#### Work to be completed
Report the lines of the material that carry the string "SYSAUX".

.....

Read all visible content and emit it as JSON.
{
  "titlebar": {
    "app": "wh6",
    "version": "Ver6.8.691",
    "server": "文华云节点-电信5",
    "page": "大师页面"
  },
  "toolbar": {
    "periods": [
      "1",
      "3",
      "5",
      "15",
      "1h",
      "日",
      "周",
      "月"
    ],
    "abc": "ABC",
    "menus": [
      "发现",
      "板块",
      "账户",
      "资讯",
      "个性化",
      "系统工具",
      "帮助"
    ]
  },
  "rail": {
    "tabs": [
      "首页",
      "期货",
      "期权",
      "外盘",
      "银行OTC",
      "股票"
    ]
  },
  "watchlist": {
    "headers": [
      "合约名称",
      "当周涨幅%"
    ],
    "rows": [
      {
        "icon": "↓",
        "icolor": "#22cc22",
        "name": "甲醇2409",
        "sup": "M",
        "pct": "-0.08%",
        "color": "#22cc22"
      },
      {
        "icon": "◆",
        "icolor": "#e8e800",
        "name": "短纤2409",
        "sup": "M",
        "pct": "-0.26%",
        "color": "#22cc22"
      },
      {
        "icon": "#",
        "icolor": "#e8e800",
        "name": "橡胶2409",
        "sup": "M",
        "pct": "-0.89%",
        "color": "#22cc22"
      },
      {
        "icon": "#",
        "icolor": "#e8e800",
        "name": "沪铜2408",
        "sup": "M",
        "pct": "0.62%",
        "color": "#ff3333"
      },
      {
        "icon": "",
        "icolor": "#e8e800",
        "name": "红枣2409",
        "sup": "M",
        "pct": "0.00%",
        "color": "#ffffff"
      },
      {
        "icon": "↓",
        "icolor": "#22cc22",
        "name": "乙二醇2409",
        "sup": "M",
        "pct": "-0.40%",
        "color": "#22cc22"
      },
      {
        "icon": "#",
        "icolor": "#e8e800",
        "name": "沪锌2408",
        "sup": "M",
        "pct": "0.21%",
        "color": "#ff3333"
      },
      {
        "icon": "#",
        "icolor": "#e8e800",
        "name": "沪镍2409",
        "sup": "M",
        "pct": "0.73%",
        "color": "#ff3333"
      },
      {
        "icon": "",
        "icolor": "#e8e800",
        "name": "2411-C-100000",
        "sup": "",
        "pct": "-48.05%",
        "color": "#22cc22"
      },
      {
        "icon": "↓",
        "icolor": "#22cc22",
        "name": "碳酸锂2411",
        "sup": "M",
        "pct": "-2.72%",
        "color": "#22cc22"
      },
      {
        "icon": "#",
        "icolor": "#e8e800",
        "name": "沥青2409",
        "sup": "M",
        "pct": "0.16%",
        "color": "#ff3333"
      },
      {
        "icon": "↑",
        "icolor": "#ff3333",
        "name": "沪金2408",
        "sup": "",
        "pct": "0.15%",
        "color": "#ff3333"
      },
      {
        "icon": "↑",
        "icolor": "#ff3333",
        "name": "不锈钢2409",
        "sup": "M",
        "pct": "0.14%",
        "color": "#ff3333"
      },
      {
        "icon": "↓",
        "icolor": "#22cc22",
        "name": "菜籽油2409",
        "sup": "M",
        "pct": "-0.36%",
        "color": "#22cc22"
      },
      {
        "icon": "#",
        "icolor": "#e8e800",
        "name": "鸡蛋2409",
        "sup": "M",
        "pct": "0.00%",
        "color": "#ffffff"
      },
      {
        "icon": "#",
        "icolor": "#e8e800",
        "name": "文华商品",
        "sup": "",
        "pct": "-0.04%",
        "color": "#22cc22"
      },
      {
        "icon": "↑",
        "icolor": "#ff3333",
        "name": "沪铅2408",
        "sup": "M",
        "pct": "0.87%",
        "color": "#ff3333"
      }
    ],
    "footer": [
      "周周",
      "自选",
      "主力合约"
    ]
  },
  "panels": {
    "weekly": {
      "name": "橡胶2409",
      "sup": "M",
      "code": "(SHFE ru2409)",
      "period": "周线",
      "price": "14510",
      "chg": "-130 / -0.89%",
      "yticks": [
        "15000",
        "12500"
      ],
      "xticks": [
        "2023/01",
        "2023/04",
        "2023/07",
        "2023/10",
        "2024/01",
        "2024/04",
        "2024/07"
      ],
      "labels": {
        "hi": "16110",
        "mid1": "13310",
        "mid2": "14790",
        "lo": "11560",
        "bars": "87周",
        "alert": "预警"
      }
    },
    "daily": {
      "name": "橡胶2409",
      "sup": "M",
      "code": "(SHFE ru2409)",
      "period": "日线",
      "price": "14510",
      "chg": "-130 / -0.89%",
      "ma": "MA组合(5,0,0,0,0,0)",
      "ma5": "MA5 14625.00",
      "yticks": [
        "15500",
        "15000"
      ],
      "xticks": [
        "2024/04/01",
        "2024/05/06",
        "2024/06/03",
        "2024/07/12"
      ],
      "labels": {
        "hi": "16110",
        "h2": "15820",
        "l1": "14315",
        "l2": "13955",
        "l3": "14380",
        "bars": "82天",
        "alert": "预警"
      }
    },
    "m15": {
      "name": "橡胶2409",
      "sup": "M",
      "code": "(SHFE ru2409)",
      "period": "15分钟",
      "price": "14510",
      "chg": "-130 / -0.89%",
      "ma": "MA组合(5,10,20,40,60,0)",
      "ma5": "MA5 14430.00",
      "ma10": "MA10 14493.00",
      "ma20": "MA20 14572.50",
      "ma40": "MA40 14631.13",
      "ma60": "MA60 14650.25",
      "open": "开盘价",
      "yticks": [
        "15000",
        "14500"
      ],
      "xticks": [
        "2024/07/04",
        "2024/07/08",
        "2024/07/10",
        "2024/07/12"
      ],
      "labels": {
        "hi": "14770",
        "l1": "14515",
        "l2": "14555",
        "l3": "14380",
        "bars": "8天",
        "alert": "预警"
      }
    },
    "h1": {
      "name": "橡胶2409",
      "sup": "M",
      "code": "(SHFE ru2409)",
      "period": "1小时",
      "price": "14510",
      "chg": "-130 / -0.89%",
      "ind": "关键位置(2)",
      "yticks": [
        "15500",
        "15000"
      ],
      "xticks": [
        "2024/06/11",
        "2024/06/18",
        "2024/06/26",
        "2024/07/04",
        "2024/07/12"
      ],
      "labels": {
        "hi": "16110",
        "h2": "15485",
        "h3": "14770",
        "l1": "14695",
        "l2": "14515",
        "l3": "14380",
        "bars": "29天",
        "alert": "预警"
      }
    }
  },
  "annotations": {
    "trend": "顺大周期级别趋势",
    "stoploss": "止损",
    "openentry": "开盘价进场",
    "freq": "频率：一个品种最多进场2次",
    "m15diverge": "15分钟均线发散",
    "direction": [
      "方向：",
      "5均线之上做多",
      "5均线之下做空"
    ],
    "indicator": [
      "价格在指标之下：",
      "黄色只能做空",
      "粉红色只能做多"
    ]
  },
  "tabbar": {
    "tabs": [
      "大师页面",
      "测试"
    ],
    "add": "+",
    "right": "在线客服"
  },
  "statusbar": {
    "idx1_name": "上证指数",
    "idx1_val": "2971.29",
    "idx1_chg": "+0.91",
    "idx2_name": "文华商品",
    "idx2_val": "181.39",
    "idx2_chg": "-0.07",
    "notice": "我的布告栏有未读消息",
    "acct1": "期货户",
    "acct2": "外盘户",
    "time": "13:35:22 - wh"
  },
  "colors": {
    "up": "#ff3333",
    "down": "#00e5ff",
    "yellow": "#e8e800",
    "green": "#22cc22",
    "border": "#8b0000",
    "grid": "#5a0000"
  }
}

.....

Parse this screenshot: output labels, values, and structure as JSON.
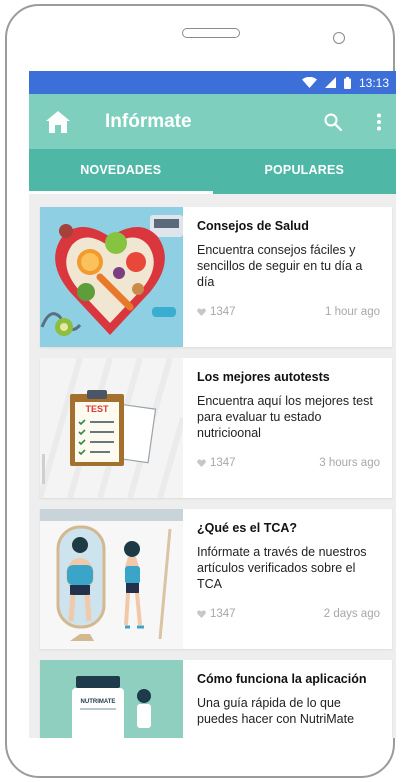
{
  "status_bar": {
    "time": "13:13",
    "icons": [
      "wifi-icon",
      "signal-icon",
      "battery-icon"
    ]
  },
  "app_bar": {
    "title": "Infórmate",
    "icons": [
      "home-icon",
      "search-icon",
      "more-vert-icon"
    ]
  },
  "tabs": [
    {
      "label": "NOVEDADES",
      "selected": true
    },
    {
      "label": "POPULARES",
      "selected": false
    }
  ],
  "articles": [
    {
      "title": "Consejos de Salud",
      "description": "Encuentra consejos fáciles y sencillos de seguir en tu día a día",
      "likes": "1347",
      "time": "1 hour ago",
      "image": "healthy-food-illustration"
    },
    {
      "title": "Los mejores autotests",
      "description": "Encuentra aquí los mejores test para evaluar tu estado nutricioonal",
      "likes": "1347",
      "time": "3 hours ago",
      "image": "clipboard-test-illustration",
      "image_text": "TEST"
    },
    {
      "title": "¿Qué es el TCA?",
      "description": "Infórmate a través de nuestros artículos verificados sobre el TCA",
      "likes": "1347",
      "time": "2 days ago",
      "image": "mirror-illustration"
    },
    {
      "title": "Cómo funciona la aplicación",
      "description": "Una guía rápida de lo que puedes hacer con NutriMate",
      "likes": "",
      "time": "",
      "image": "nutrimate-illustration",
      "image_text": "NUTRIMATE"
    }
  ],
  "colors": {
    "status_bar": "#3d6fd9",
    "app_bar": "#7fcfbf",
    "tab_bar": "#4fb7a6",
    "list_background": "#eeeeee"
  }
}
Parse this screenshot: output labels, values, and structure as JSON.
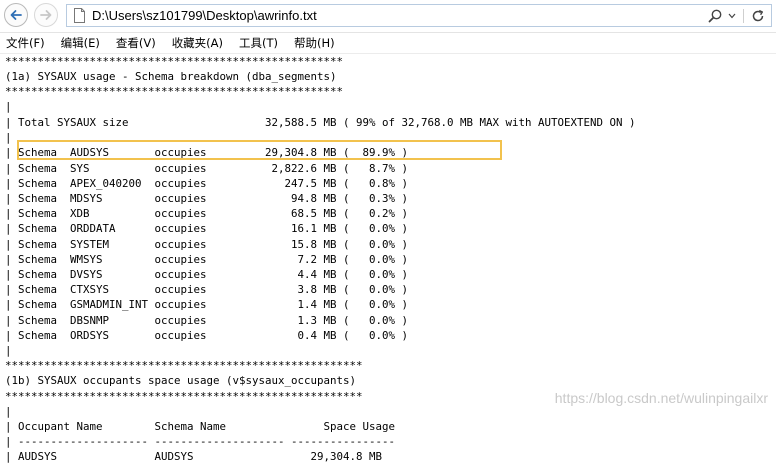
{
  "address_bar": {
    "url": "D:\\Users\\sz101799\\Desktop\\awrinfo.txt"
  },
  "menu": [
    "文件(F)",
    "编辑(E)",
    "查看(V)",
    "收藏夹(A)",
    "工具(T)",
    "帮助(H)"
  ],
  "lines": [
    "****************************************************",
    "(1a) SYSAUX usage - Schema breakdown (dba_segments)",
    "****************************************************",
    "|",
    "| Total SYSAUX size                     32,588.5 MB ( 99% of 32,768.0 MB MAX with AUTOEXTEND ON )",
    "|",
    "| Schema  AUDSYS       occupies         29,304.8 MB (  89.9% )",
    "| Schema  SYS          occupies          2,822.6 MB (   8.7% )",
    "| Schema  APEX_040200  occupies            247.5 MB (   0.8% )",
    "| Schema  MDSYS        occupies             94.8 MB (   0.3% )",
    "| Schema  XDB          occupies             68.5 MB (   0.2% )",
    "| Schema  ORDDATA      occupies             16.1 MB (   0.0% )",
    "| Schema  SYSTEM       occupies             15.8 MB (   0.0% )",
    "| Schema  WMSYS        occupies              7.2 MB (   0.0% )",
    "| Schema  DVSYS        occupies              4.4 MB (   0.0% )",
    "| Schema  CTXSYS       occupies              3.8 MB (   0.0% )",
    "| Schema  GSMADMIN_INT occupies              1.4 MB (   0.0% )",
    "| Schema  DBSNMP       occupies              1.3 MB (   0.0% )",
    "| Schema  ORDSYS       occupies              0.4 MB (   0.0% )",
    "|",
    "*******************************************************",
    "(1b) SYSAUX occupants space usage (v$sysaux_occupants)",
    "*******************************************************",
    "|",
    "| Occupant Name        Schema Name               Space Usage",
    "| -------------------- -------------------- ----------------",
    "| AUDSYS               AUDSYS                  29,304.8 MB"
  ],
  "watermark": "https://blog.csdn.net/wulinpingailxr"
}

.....

#### Answer to this task
    "(1a) SYSAUX usage - Schema breakdown (dba_segments)",
    "| Total SYSAUX size                     32,588.5 MB ( 99% of 32,768.0 MB MAX with AUTOEXTEND ON )",
    "(1b) SYSAUX occupants space usage (v$sysaux_occupants)",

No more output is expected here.